Not to brag, but I’ve probably finished more than a dozen novels at the 14th Street YMCA in New York City. This is some feat since I don’t own a laptop computer and never bring paper or pens to the elliptical machine, where I huff and puff until I’ve burned 200 calories and turned bright red from the modest exertion. I can’t read, let alone write on the machine, since all the bobbing up and down makes me sick to my stomach, and until recently I haven’t even worn my glasses. How, you may ask, have I completed too many novels to count?

The beautiful thing about this particular YMCA is that the indoor track is as peaceful as it gets in a city blasting with sound. The lighting is soft and shadowy. With pale green carpeting underfoot and thick glass windows overlooking an Olympic-sized indoor pool, it’s easy to imagine you’re in a water world throbbing with graceful sea plants and the occasional mermaid.
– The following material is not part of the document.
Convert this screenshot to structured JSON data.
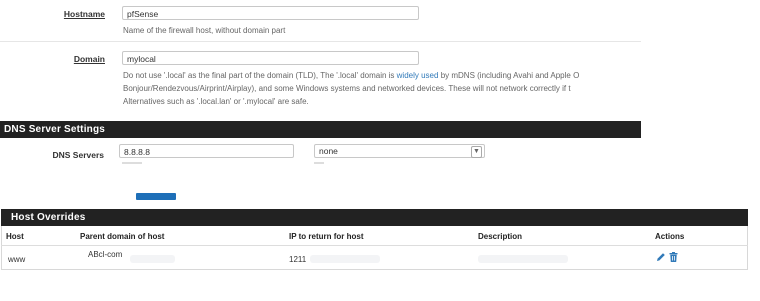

Or woman who discovers a pearl at the bottom of the pool in her new house. It doesn’t matter that she doesn’t know how to swim and is so terrified of drowning that she didn’t want to move into the palatial house her scoundrel of a husband insisted that they buy. She’s going after that pearl anyway. My latest novel appears whole and perfect in my mind as that lovely bluish gem.

Although maybe she’s really going after the pool guy, who’s sort of a hunk. He’s a lot nicer than her husband and offers to teach her to swim. I circle the track for the third time, hitting a comfortable stride, and a power walker tells me in passing that I’m doing it all wrong. To get a decent cardio workout I should add arms. I do, just so she’ll leave me alone, as my character discovers there’s a mysterious trap door right next to the pearl. She pulls it open ever so slowly and floats into a strange new world. As I finish another lap, I’m not sure that she’ll ever return.

Not that this matters to my husband, the editor, who gets to hear all about it that night. He rolls his eyes as if he already knows this story.

“Makes me think of Julia Roberts.”

“That was a movie.”

“Based on a novel. Anyway, you don’t write that kind of stuff.”

“I just did.”

“So how does she breathe?”

I hadn’t considered gills or whether all the water is drained from the pool when she opens the trap door. The beauty of writing a novel at the Y is that you don’t have to address these issues. The endorphin-driven genre doesn’t require a plausible plotline or believable characters and it has absolutely nothing to do with a tough marketplace because there is no marketplace at the Y. There is only a trail of limpid novels that you have produced, each one more masterful than the next, without really having to write them. The biggest part of your job, in fact your only job, is to keep moving around the track at your own crabbed pace until they’re done.